▶ **WHAT IS BEING ASKED**: Read the records below and report each line in which "smiling" occurs.

Interface dataset entries
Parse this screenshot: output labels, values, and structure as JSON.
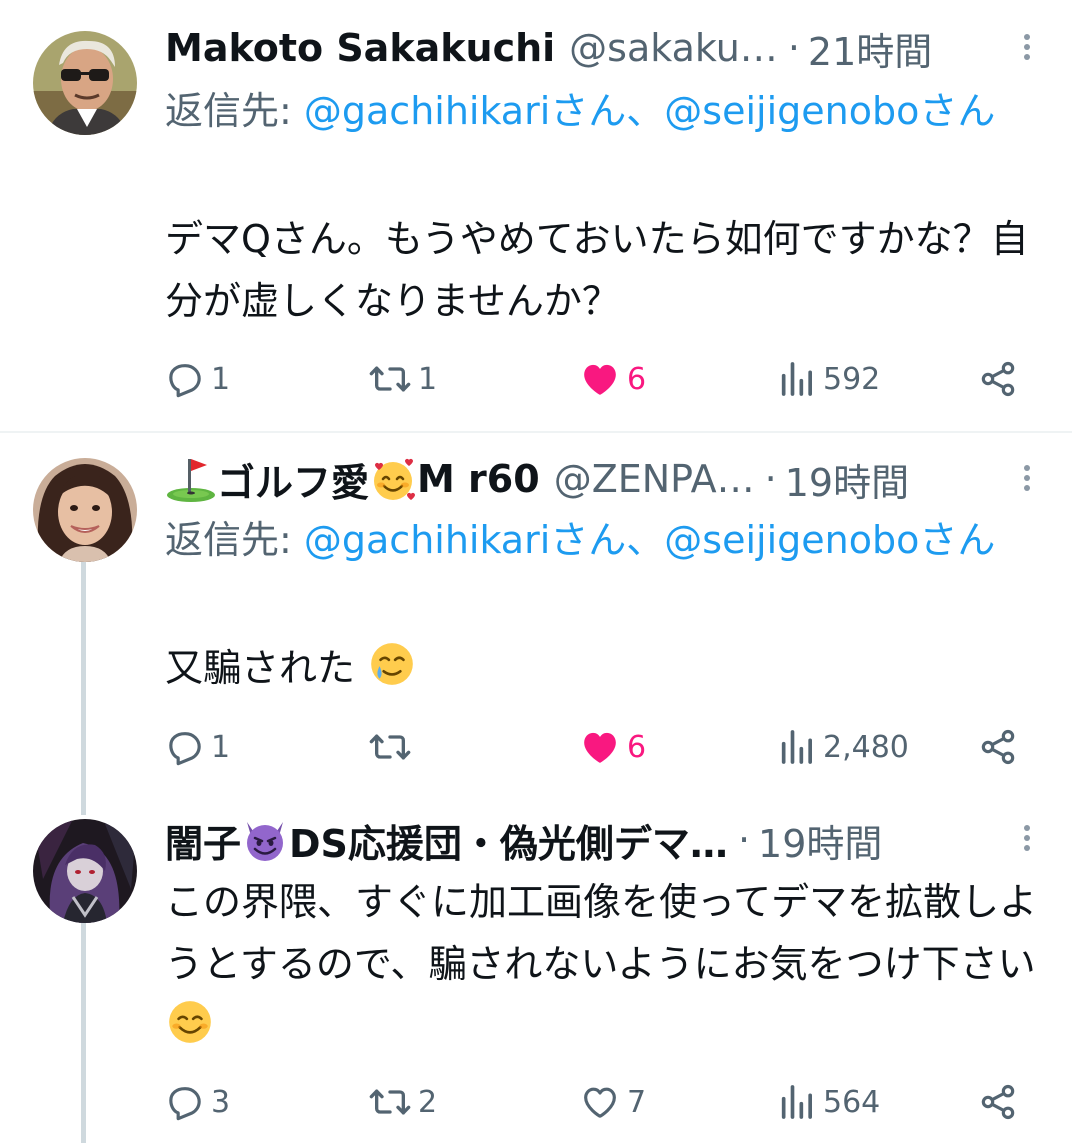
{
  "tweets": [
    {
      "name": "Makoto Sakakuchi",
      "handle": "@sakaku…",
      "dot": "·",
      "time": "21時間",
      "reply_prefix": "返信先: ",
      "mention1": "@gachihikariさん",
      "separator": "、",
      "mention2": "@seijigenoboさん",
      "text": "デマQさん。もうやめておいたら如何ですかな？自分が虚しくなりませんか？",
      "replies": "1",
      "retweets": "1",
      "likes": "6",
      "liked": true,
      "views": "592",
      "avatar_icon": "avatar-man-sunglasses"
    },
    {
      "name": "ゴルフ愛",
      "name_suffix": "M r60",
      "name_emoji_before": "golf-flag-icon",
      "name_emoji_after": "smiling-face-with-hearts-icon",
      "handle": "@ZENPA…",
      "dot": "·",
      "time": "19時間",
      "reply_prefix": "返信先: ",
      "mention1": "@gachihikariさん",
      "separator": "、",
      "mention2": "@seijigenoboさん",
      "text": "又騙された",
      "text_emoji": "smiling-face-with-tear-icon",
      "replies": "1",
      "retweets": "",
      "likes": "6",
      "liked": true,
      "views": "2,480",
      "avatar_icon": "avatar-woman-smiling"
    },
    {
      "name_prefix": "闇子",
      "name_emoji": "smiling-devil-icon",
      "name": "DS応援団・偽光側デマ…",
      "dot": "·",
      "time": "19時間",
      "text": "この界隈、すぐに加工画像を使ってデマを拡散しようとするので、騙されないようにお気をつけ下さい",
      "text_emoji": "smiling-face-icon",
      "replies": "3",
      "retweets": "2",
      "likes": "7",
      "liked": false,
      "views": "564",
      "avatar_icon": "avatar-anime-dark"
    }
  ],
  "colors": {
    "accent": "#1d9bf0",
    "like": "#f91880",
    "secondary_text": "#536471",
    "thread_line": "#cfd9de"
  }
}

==

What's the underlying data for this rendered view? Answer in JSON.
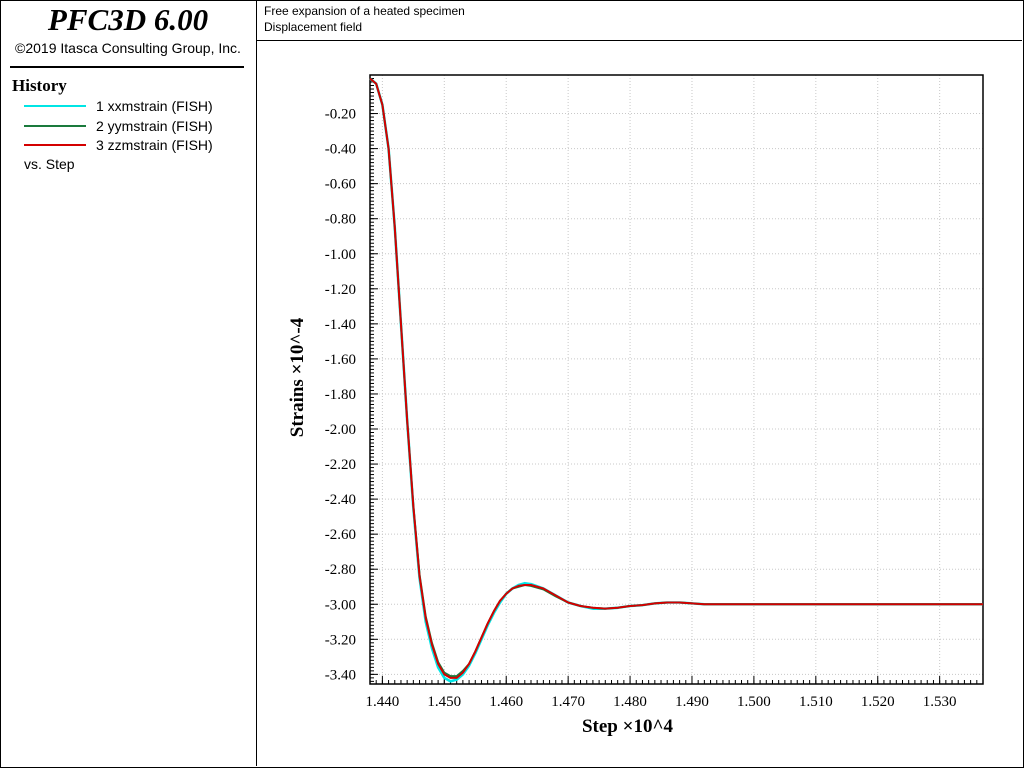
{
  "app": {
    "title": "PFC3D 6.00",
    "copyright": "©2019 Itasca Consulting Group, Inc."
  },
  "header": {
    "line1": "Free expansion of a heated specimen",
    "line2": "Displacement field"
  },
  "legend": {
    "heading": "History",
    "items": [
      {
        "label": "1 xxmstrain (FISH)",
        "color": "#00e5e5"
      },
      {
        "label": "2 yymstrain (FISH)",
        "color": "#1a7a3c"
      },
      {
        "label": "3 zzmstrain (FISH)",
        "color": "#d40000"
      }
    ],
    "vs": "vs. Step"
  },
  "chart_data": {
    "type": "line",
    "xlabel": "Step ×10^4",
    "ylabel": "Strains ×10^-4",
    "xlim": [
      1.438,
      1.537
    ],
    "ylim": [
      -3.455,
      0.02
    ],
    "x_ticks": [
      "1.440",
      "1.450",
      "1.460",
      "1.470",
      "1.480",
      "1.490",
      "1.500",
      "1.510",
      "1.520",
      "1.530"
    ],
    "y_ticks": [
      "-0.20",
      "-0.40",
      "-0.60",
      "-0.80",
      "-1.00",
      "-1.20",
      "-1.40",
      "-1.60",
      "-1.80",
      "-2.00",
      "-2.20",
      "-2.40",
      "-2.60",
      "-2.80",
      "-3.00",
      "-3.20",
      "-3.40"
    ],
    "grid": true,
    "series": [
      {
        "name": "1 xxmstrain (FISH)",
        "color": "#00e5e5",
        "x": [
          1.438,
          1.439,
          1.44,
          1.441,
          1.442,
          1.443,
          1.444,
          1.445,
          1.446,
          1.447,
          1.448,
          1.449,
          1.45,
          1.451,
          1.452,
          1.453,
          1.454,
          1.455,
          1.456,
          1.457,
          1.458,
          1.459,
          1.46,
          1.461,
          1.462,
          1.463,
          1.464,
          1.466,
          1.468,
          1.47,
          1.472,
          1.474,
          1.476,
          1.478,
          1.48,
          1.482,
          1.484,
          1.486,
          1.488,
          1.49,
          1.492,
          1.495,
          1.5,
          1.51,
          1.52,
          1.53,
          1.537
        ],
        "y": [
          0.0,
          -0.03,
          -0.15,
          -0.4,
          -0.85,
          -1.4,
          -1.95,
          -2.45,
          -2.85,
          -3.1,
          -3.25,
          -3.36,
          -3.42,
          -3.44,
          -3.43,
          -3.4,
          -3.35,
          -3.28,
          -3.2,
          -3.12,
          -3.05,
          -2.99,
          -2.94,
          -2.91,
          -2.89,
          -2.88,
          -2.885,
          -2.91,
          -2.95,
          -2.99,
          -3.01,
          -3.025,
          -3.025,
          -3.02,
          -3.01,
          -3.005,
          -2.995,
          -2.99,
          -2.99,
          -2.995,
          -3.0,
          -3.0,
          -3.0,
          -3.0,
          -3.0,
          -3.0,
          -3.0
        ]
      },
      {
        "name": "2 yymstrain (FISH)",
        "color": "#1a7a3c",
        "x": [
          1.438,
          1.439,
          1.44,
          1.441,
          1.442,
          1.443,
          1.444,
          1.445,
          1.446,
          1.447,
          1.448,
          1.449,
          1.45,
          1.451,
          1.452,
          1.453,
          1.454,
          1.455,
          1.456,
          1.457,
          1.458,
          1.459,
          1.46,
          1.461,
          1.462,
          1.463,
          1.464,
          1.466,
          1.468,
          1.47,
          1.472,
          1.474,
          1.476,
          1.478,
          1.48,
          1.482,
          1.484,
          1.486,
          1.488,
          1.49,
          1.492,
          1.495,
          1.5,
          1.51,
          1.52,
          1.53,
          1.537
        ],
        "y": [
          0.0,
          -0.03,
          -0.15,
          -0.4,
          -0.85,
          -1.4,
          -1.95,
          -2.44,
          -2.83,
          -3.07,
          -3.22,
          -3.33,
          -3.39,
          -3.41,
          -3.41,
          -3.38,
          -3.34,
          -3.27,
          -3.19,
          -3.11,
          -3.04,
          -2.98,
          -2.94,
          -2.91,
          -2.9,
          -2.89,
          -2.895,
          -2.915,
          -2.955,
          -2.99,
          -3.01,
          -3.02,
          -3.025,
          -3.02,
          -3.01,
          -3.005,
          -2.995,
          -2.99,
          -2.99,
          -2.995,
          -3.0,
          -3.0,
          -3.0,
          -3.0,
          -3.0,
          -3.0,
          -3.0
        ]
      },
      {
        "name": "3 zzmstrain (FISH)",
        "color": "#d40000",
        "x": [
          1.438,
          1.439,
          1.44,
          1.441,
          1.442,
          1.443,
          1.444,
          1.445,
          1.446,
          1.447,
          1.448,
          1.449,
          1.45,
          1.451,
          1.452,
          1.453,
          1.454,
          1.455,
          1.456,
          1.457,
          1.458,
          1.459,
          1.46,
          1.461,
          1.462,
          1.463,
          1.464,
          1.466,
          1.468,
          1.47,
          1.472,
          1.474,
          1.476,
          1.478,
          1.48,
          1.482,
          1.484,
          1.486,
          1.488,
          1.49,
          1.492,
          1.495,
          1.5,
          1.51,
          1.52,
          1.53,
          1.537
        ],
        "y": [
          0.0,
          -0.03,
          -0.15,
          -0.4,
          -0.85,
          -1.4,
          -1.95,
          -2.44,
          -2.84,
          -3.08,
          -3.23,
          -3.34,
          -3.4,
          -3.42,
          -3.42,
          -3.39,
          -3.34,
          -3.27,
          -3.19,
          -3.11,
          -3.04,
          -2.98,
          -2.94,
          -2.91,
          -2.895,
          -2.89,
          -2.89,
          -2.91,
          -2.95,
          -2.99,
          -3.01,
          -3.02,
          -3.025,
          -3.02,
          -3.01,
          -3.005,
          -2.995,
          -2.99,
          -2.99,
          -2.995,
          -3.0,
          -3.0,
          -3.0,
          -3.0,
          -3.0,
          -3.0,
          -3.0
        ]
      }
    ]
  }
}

▶ **SOLVED PROBLEM**:
      "name_emoji_after": "smiling-face-with-hearts-icon",
      "text_emoji": "smiling-face-with-tear-icon",
      "avatar_icon": "avatar-woman-smiling"
      "name_emoji": "smiling-devil-icon",
      "text_emoji": "smiling-face-icon",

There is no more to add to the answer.